Mistras Group
Graphene Assists Researchers with Nondestructive Testing of Non-metallic Materials
Source: Proceedings of the National Academy of Sciences of the United States of America
The growing research in bioengineering calls for in vitro, non-invasive nanoscale characterization of biological macromolecules. However, current imaging tools often use ionizing radiation under high vacuum and/or cold temperature, conditions that are far from the native biological environment. We resolved this challenge by combining nano- Fourier transform infrared spectroscopy (nano-FTIR) with graphene-capped liquid cells that allow us to perform infrared spectroscopy of proteins in their natural liquid environment with nanometer spatial resolution. We monitored the dynamical assembly process and the nanoscale chemical structure of proteins under external stimuli by recording the amide I/II bands in the nano-FTIR absorption spectrum. Our platform opens opportunities for functional studies of soft materials, ranging from biomaterial (enzymes, virus) to polymer material, under in vitro conditions and external stimuli.
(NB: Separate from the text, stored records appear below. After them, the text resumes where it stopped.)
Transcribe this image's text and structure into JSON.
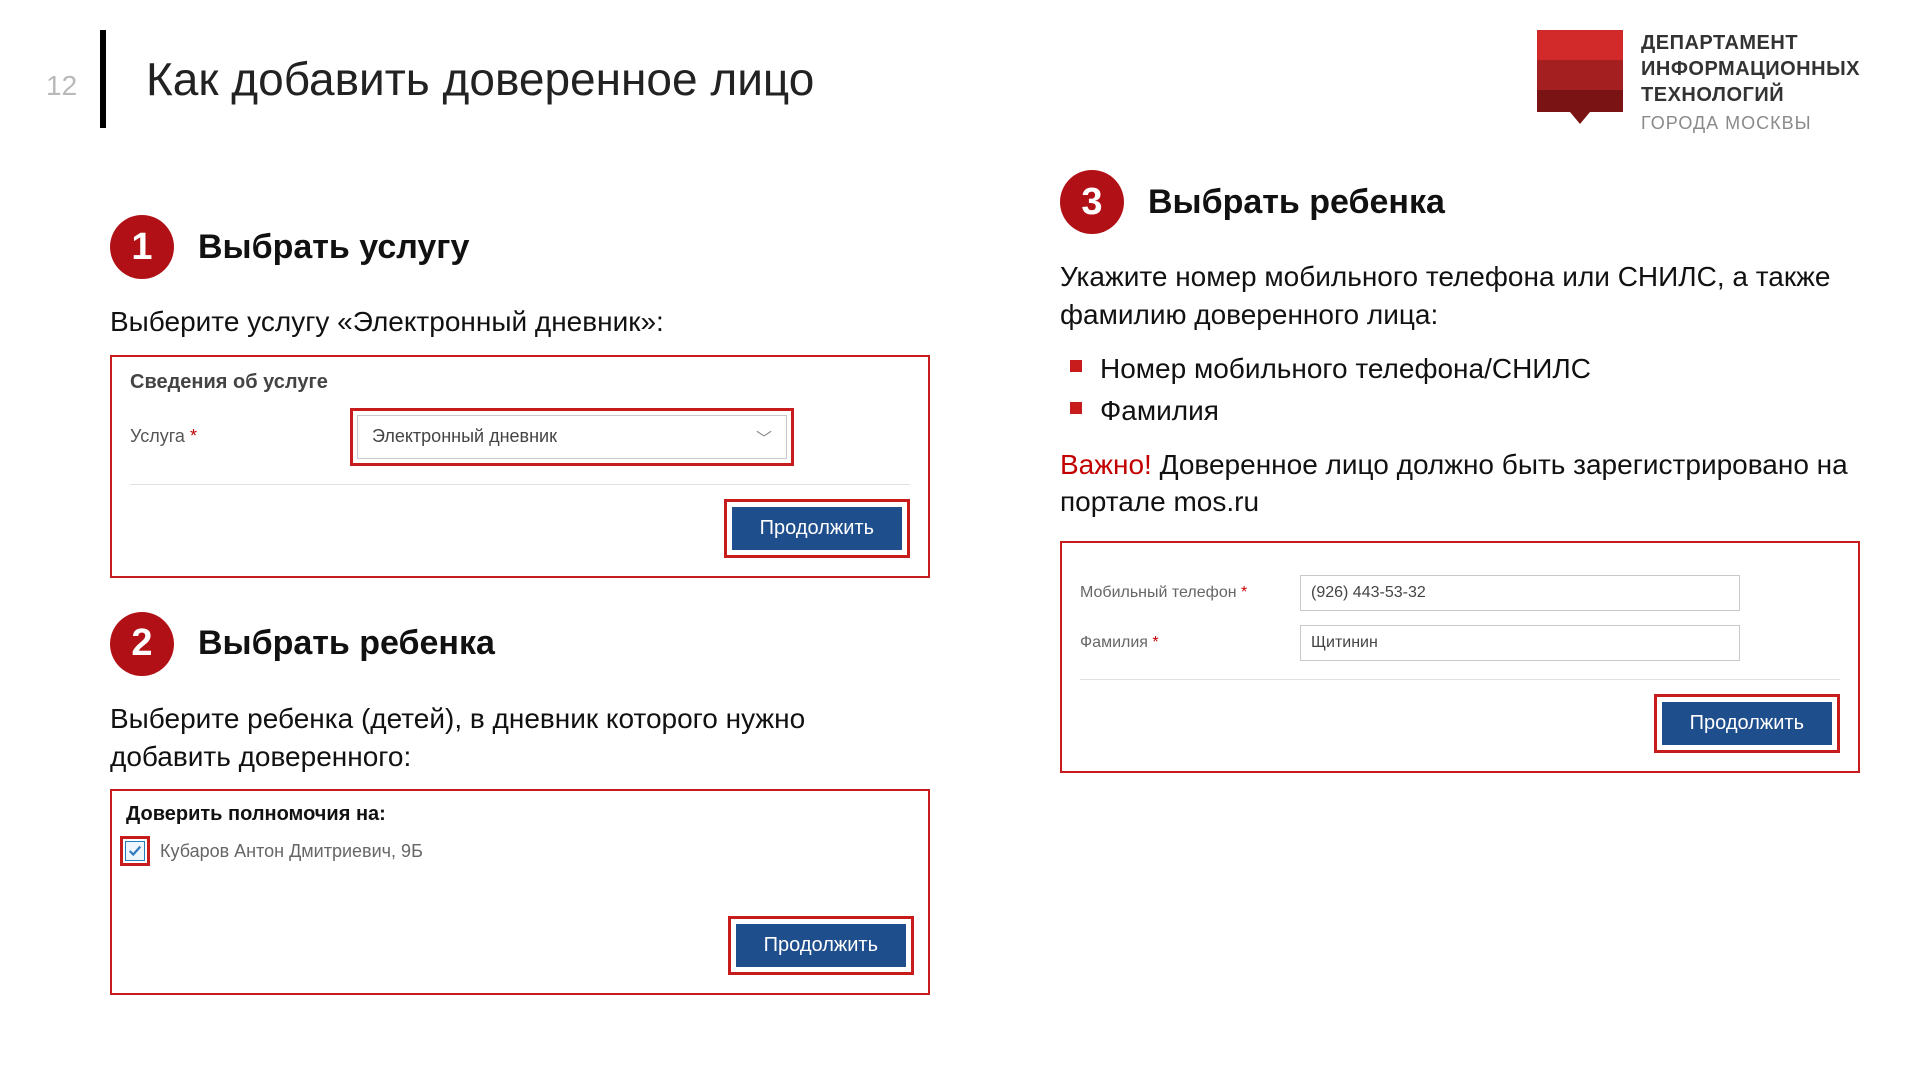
{
  "page_number": "12",
  "title": "Как добавить доверенное лицо",
  "org": {
    "line1": "ДЕПАРТАМЕНТ",
    "line2": "ИНФОРМАЦИОННЫХ",
    "line3": "ТЕХНОЛОГИЙ",
    "sub": "ГОРОДА МОСКВЫ"
  },
  "step1": {
    "num": "1",
    "title": "Выбрать услугу",
    "text": "Выберите услугу «Электронный дневник»:",
    "panel_title": "Сведения об услуге",
    "field_label": "Услуга",
    "req": "*",
    "select_value": "Электронный дневник",
    "continue": "Продолжить"
  },
  "step2": {
    "num": "2",
    "title": "Выбрать ребенка",
    "text": "Выберите ребенка (детей), в дневник которого нужно добавить доверенного:",
    "panel_title": "Доверить полномочия на:",
    "child": "Кубаров Антон Дмитриевич, 9Б",
    "continue": "Продолжить"
  },
  "step3": {
    "num": "3",
    "title": "Выбрать ребенка",
    "text": "Укажите номер мобильного телефона или СНИЛС, а также фамилию доверенного лица:",
    "bullet1": "Номер мобильного телефона/СНИЛС",
    "bullet2": "Фамилия",
    "warn_label": "Важно!",
    "warn_text": " Доверенное лицо должно быть зарегистрировано на портале mos.ru",
    "phone_label": "Мобильный телефон",
    "phone_req": "*",
    "phone_value": "(926) 443-53-32",
    "surname_label": "Фамилия",
    "surname_req": "*",
    "surname_value": "Щитинин",
    "continue": "Продолжить"
  }
}
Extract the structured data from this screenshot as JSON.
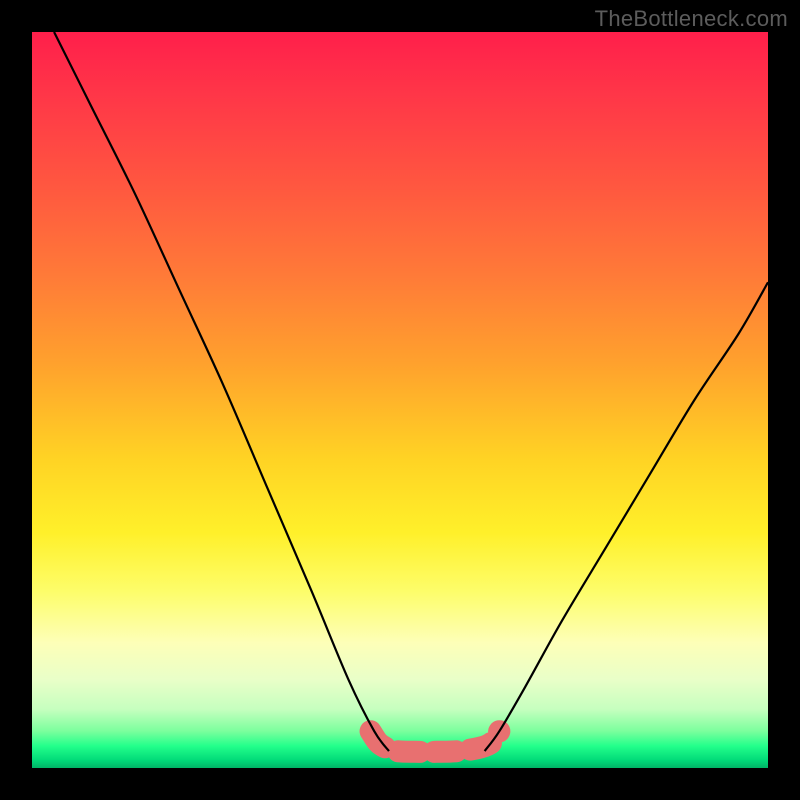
{
  "watermark": "TheBottleneck.com",
  "chart_data": {
    "type": "line",
    "title": "",
    "xlabel": "",
    "ylabel": "",
    "xlim": [
      0,
      100
    ],
    "ylim": [
      0,
      100
    ],
    "series": [
      {
        "name": "curve-left",
        "x": [
          3,
          8,
          14,
          20,
          26,
          32,
          38,
          43,
          46.5,
          48.5
        ],
        "y": [
          100,
          90,
          78,
          65,
          52,
          38,
          24,
          12,
          5,
          2.3
        ]
      },
      {
        "name": "curve-right",
        "x": [
          61.5,
          63.5,
          67,
          72,
          78,
          84,
          90,
          96,
          100
        ],
        "y": [
          2.3,
          5,
          11,
          20,
          30,
          40,
          50,
          59,
          66
        ]
      },
      {
        "name": "bottom-blob",
        "x": [
          46,
          47,
          48,
          49.5,
          52,
          55,
          58,
          61,
          62.5,
          63.5
        ],
        "y": [
          5,
          3.5,
          2.8,
          2.3,
          2.2,
          2.2,
          2.3,
          2.8,
          3.5,
          5
        ]
      }
    ],
    "blob_style": {
      "stroke": "#e87070",
      "stroke_width_plot": 22
    },
    "curve_style": {
      "stroke": "#000000",
      "stroke_width_px": 2.2
    }
  }
}
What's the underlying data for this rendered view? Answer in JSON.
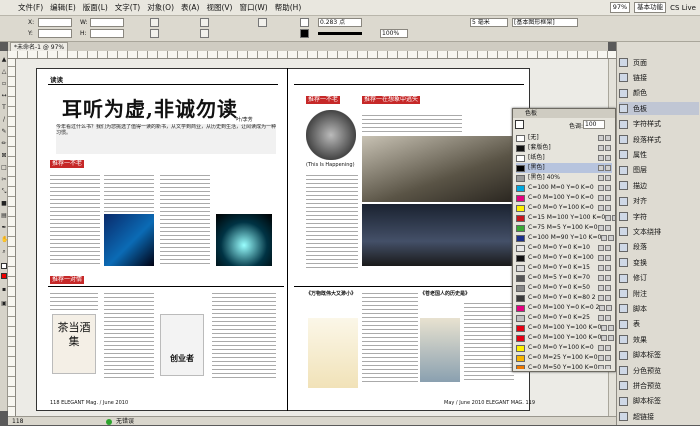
{
  "menubar": {
    "items": [
      "文件(F)",
      "编辑(E)",
      "版面(L)",
      "文字(T)",
      "对象(O)",
      "表(A)",
      "视图(V)",
      "窗口(W)",
      "帮助(H)"
    ],
    "zoom": "97%",
    "workspace": "基本功能",
    "cs_live": "CS Live"
  },
  "ctrlbar": {
    "x_label": "X:",
    "y_label": "Y:",
    "w_label": "W:",
    "h_label": "H:",
    "stroke_weight": "0.283 点",
    "percent": "100%",
    "mm_value": "5 毫米",
    "frame_style": "[基本图形框架]"
  },
  "tab": {
    "label": "*未命名-1 @ 97%"
  },
  "page": {
    "left_section": "读读",
    "headline": "耳听为虚,非诚勿读",
    "byline": "叶/李芳",
    "intro": "今年看过什么书？我们为您挑选了值得一读的新书，从文学到商业，从历史到生活，让阅读成为一种习惯。",
    "sec1": "推荐一不老",
    "sec2": "推荐一对情",
    "right_sec_a": "推荐一不老",
    "right_sec_b": "推荐一在想象中逃失",
    "book_title_a": "(This Is Happening)",
    "book_title_b": "《万物既伟大又渺小》",
    "book_title_c": "《苍老国人的历史是》",
    "footer_left": "118  ELEGANT Mag. / June 2010",
    "footer_right": "May / June 2010 ELEGANT MAG. 119",
    "cover_text_a": "茶当酒集",
    "cover_text_b": "创业者"
  },
  "status": {
    "page": "118",
    "errors": "无错误"
  },
  "swatches": {
    "panel_title": "色板",
    "tint_label": "色调:",
    "tint_value": "100",
    "items": [
      {
        "name": "[无]",
        "color": "#ffffff"
      },
      {
        "name": "[套版色]",
        "color": "#111111"
      },
      {
        "name": "[纸色]",
        "color": "#ffffff"
      },
      {
        "name": "[黑色]",
        "color": "#000000"
      },
      {
        "name": "[黑色] 40%",
        "color": "#999999"
      },
      {
        "name": "C=100 M=0 Y=0 K=0",
        "color": "#00a9e0"
      },
      {
        "name": "C=0 M=100 Y=0 K=0",
        "color": "#e4007f"
      },
      {
        "name": "C=0 M=0 Y=100 K=0",
        "color": "#fff100"
      },
      {
        "name": "C=15 M=100 Y=100 K=0",
        "color": "#c8161d"
      },
      {
        "name": "C=75 M=5 Y=100 K=0",
        "color": "#3aa935"
      },
      {
        "name": "C=100 M=90 Y=10 K=0",
        "color": "#1b2f8a"
      },
      {
        "name": "C=0 M=0 Y=0 K=10",
        "color": "#e6e6e6"
      },
      {
        "name": "C=0 M=0 Y=0 K=100",
        "color": "#111111"
      },
      {
        "name": "C=0 M=0 Y=0 K=15",
        "color": "#dadada"
      },
      {
        "name": "C=0 M=5 Y=0 K=70",
        "color": "#555555"
      },
      {
        "name": "C=0 M=0 Y=0 K=50",
        "color": "#888888"
      },
      {
        "name": "C=0 M=0 Y=0 K=80 2",
        "color": "#3a3a3a"
      },
      {
        "name": "C=0 M=100 Y=0 K=0 2",
        "color": "#e4007f"
      },
      {
        "name": "C=0 M=0 Y=0 K=25",
        "color": "#c0c0c0"
      },
      {
        "name": "C=0 M=100 Y=100 K=0",
        "color": "#e60012"
      },
      {
        "name": "C=0 M=100 Y=100 K=0",
        "color": "#e60012"
      },
      {
        "name": "C=0 M=0 Y=100 K=0",
        "color": "#fff100"
      },
      {
        "name": "C=0 M=25 Y=100 K=0",
        "color": "#f8b500"
      },
      {
        "name": "C=0 M=50 Y=100 K=0",
        "color": "#ee7800"
      },
      {
        "name": "C=0 M=0 Y=0 K=0",
        "color": "#ffffff"
      }
    ]
  },
  "dock": {
    "items": [
      "页面",
      "链接",
      "颜色",
      "色板",
      "字符样式",
      "段落样式",
      "属性",
      "图层",
      "描边",
      "对齐",
      "字符",
      "文本绕排",
      "段落",
      "变换",
      "修订",
      "附注",
      "脚本",
      "表",
      "效果",
      "脚本标签",
      "分色预览",
      "拼合预览",
      "脚本标签",
      "超链接"
    ]
  }
}
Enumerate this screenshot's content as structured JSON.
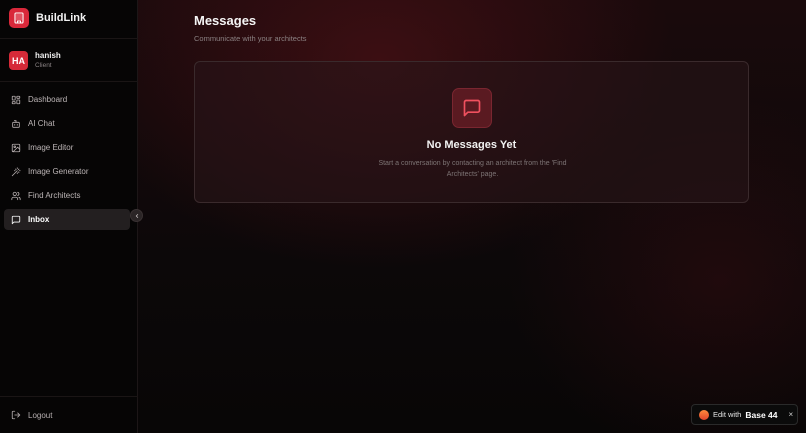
{
  "brand": {
    "name": "BuildLink"
  },
  "user": {
    "initials": "HA",
    "name": "hanish",
    "role": "Client"
  },
  "nav": {
    "items": [
      {
        "label": "Dashboard",
        "icon": "dashboard-icon",
        "active": false
      },
      {
        "label": "AI Chat",
        "icon": "bot-icon",
        "active": false
      },
      {
        "label": "Image Editor",
        "icon": "image-icon",
        "active": false
      },
      {
        "label": "Image Generator",
        "icon": "wand-icon",
        "active": false
      },
      {
        "label": "Find Architects",
        "icon": "users-icon",
        "active": false
      },
      {
        "label": "Inbox",
        "icon": "message-icon",
        "active": true
      }
    ],
    "logout_label": "Logout"
  },
  "page": {
    "title": "Messages",
    "subtitle": "Communicate with your architects"
  },
  "empty_state": {
    "icon": "message-square-icon",
    "title": "No Messages Yet",
    "description": "Start a conversation by contacting an architect from the 'Find Architects' page."
  },
  "badge": {
    "prefix": "Edit with",
    "brand": "Base 44",
    "close": "×"
  },
  "colors": {
    "accent": "#d9283a",
    "background": "#0a0708",
    "sidebar": "#060505",
    "active_item": "#231f20"
  }
}
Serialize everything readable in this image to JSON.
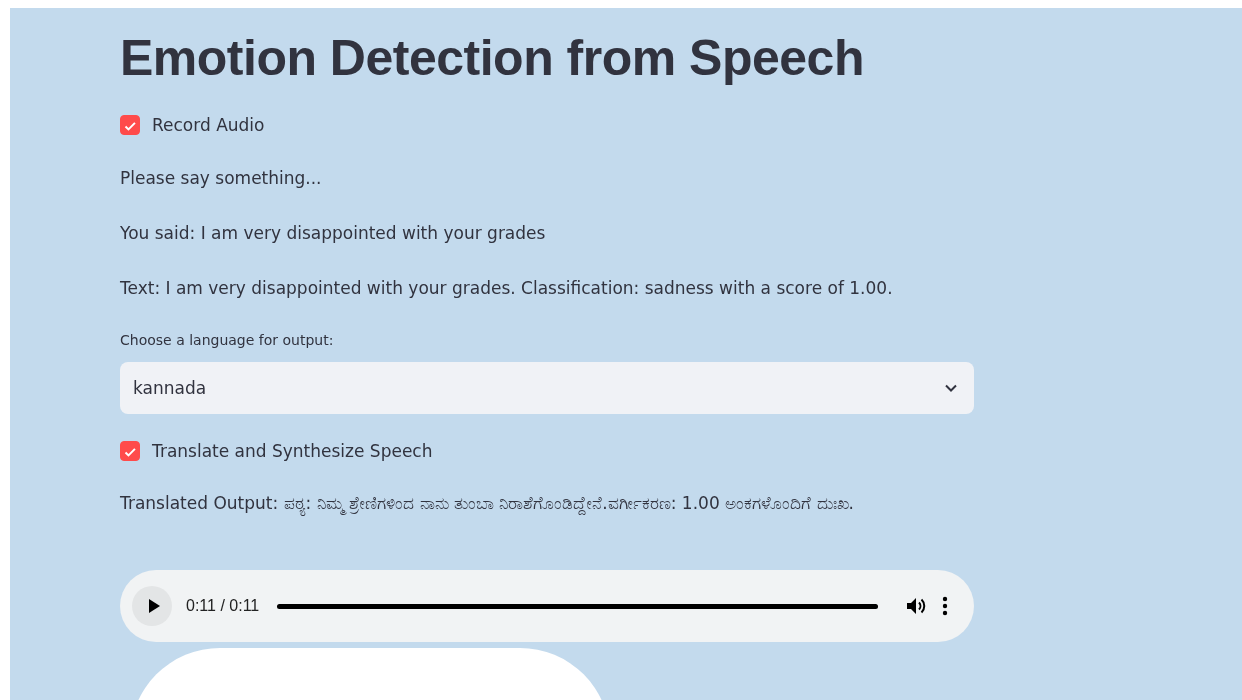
{
  "title": "Emotion Detection from Speech",
  "record_audio": {
    "label": "Record Audio",
    "checked": true
  },
  "messages": [
    "Please say something...",
    "You said: I am very disappointed with your grades",
    "Text: I am very disappointed with your grades. Classification: sadness with a score of 1.00."
  ],
  "language_select": {
    "label": "Choose a language for output:",
    "value": "kannada"
  },
  "translate": {
    "label": "Translate and Synthesize Speech",
    "checked": true
  },
  "translated_output": "Translated Output: ಪಠ್ಯ: ನಿಮ್ಮ ಶ್ರೇಣಿಗಳಿಂದ ನಾನು ತುಂಬಾ ನಿರಾಶೆಗೊಂಡಿದ್ದೇನೆ.ವರ್ಗೀಕರಣ: 1.00 ಅಂಕಗಳೊಂದಿಗೆ ದುಃಖ.",
  "audio_player": {
    "time": "0:11 / 0:11",
    "level": 1.0
  }
}
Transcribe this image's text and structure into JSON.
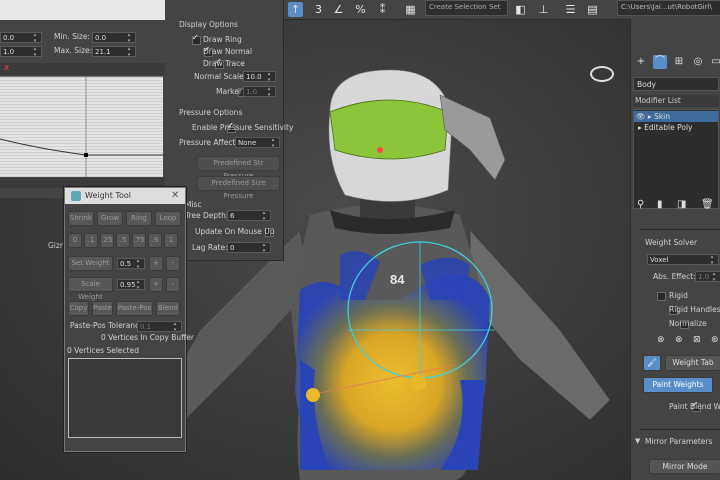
{
  "toolbar": {
    "selection_set_placeholder": "Create Selection Set",
    "path": "C:\\Users\\Jai...ut\\RobotGirl\\"
  },
  "skin_params": {
    "min_size_label": "Min. Size:",
    "min_size_value": "0.0",
    "min_size_left": "0.0",
    "max_size_label": "Max. Size:",
    "max_size_value": "21.1",
    "max_size_left": "1.0",
    "close_x": "x",
    "gizmo_label": "Gizm",
    "display_options_label": "Display Options",
    "draw_ring": "Draw Ring",
    "draw_normal": "Draw Normal",
    "draw_trace": "Draw Trace",
    "normal_scale_label": "Normal Scale:",
    "normal_scale_value": "10.0",
    "marker_label": "Marker",
    "marker_value": "1.0",
    "pressure_options_label": "Pressure Options",
    "enable_pressure": "Enable Pressure Sensitivity",
    "pressure_affects_label": "Pressure Affects",
    "pressure_affects_value": "None",
    "predefined_str": "Predefined Str Pressure",
    "predefined_size": "Predefined Size Pressure",
    "misc_label": "Misc",
    "tree_depth_label": "Tree Depth:",
    "tree_depth_value": "6",
    "update_mouse_up": "Update On Mouse Up",
    "lag_rate_label": "Lag Rate:",
    "lag_rate_value": "0"
  },
  "weight_tool": {
    "title": "Weight Tool",
    "shrink": "Shrink",
    "grow": "Grow",
    "ring": "Ring",
    "loop": "Loop",
    "presets": [
      "0",
      ".1",
      ".25",
      ".5",
      ".75",
      ".9",
      "1"
    ],
    "set_weight": "Set Weight",
    "set_weight_value": "0.5",
    "scale_weight": "Scale Weight",
    "scale_weight_value": "0.95",
    "plus": "+",
    "minus": "-",
    "copy": "Copy",
    "paste": "Paste",
    "paste_pos": "Paste-Pos",
    "blend": "Blend",
    "paste_pos_tol_label": "Paste-Pos Tolerance",
    "paste_pos_tol_value": "0.1",
    "vertices_in_buffer": "0 Vertices In Copy Buffer",
    "vertices_selected": "0 Vertices Selected"
  },
  "command_panel": {
    "object_name": "Body",
    "modifier_list": "Modifier List",
    "stack": [
      "Skin",
      "Editable Poly"
    ],
    "weight_solver": "Weight Solver",
    "solver_type": "Voxel",
    "abs_effect_label": "Abs. Effect:",
    "abs_effect_value": "1.0",
    "rigid": "Rigid",
    "rigid_handles": "Rigid Handles",
    "normalize": "Normalize",
    "weight_table": "Weight Tab",
    "paint_weights": "Paint Weights",
    "paint_blend": "Paint Blend Weig",
    "mirror_parameters": "Mirror Parameters",
    "mirror_mode": "Mirror Mode"
  },
  "viewport": {
    "model_text": "84",
    "colors": {
      "heat_yellow": "#e0b422",
      "heat_blue": "#1f3fb0",
      "envelope": "#3fd0e0",
      "helmet_green": "#8cc43a"
    }
  }
}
The nanoscale structure and dynamics of proteins on surfaces has been extensively studied using various imaging techniques, such as transmission electron microscopy and atomic force microscopy (AFM) in liquid environments. These powerful imaging techniques, however, can potentially damage or perturb delicate biological material and do not provide chemical information, which prevents a fundamental understanding of the dynamic processes underlying their evolution under physiological conditions. Here, we use a platform developed in our laboratory that enables acquisition of infrared (IR) spectroscopy and AFM images of biological material in physiological liquids with nanometer resolution in a cell closed by atomically thin graphene membranes transparent to IR photons. In this work, we studied the self-assembly process of S-layer proteins at the graphene-aqueous solution interface. The graphene acts also as the membrane separating the solution containing the proteins and Ca2+ ions from the AFM tip, thus eliminating sample damage and contamination effects. The formation of S-layer protein lattices and their structural evolution was monitored by AFM and by recording the amide I and II IR absorption bands, which reveal the noncovalent interaction between proteins and their response to the environment, including ionic strength and solvation. Our measurement platform opens unique opportunities to study biological material and soft materials in general.

Visit PNAS.org to view the paper.

Evident Ultrasonic Inspection Equipment